DPTR  Increases the value of DPTR by 1  1 byte  24 clock cycles  no  no  no 
Decrement operation
Opcode

Operand

Description

Size

Execution time

Flags affected  
Carry  Overflow  Auxilary carry  
DEC

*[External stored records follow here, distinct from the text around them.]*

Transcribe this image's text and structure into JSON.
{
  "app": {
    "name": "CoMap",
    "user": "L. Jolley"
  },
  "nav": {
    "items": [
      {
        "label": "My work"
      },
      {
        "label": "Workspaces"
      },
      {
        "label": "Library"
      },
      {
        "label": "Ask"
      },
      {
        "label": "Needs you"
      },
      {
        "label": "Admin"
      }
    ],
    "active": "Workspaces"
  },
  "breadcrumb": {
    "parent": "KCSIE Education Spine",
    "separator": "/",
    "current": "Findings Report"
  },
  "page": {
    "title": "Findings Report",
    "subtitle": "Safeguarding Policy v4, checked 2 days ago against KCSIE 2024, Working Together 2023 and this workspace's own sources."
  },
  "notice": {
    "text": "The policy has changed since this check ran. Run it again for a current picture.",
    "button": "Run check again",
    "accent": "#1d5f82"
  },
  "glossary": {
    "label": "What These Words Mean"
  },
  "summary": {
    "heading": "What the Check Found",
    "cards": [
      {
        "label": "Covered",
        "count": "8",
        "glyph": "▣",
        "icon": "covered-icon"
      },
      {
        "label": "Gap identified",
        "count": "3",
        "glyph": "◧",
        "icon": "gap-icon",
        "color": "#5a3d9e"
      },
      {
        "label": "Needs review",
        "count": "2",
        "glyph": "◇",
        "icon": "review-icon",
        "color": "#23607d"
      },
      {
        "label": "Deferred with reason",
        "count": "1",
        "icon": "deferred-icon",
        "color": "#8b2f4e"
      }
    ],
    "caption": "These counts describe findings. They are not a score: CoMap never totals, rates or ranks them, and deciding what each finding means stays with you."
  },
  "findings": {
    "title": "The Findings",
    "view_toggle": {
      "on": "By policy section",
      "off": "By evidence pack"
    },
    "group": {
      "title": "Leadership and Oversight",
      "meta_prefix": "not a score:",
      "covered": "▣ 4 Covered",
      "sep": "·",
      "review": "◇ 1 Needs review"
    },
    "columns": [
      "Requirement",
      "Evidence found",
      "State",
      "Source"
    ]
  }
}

A  Decreases the value stored in the accumulator by one  1 byte  12 clock cycles  no  no  no 
Rn  Decreases the value stored in Rn register by one  1 byte  12 clock cycles  no  no  no  
Address  Subtracts one from the data stored at the specified address  2 bytes  12 clock cycles  no  no  no  
@Rn  Uses the value stored in Rn as an address and subtracts one from the data stored at that memory location  1 byte  12 clock cycles  no  no  no 
Multiplication operation
Opcode  Operand  Description  Size  Execution time  Flags affected  
MUL  AB  Multiplies the values in registers A and B  1 byte  48 clock cycles  carry flag =0  the overflow flag is affected  The auxiliary carry flag =0 
The MUL instruction is used to perform multiplication of two 8 bit numbers. Both the operands should be placed in registers A and B to perform multiplication operation. The result from the multiplication operation is also stored in A (Lower 8 bits) and B (Upper 8 bits).
Example
MOV A, #25H; loads 25H to the accumulator MOV B, #65H; loads 65H into register B MUL AB; multiplies 25H * 65H =E99 where A = 99H, B = OEH
Division operation
Opcode  Operand  Description  Size  Execution time  Flags affected  
DIV  AB  Divides the values in registers A by B  1 byte  48 clock cycles  carry flag = 0  the overflow flag is affected  The auxiliary carry flag is not affected 
During the DIV operation, the numerator is stored in the accumulator, and the denominator is stored in register B. Once the operation is performed, the quotient is placed in A, and the remainder is stored in B.
MOV A, #95H; Moves 95H into the accumulator MOV B, #10H; Moves 10H into register B DIV AB; performs A/B and stores the quotient in A and remainder in B
Decimal Adjust
You might be familiar with the binary and hexadecimal formats of numbering, but there is another format that is widely used; the binary coded decimal or BCD. This format represents numbers in a different manner. For example, 11 in binary is 1011, but in BCD, it is 0001 0001. In BCD code, counting resets after 1001. Here’s a table to help you understand better.
When it comes to adding BCD numbers in microcontrollers, normal binary addition will give the wrong results. So to solve this issue, microcontrollers use the DA command, which converts the binary results to BCD. The DA command can take only one operand; A.
Example
MOV A,#47H; A=47H first BCD operand(0100 0111 BCD) MOV B, #25H ;B=25 second BCD operand(0010 0101 BCD) ADD A,B ;hex addition (A=6CH) DA A; adjusts for BCD addition (A=72H)
We hope that reading this article has helped you understand the arithmetic instructions in the 8051 microcontroller. If you have any issues with any of the examples, feel free to ask them in the comments, and we will get back to you in a jiffy.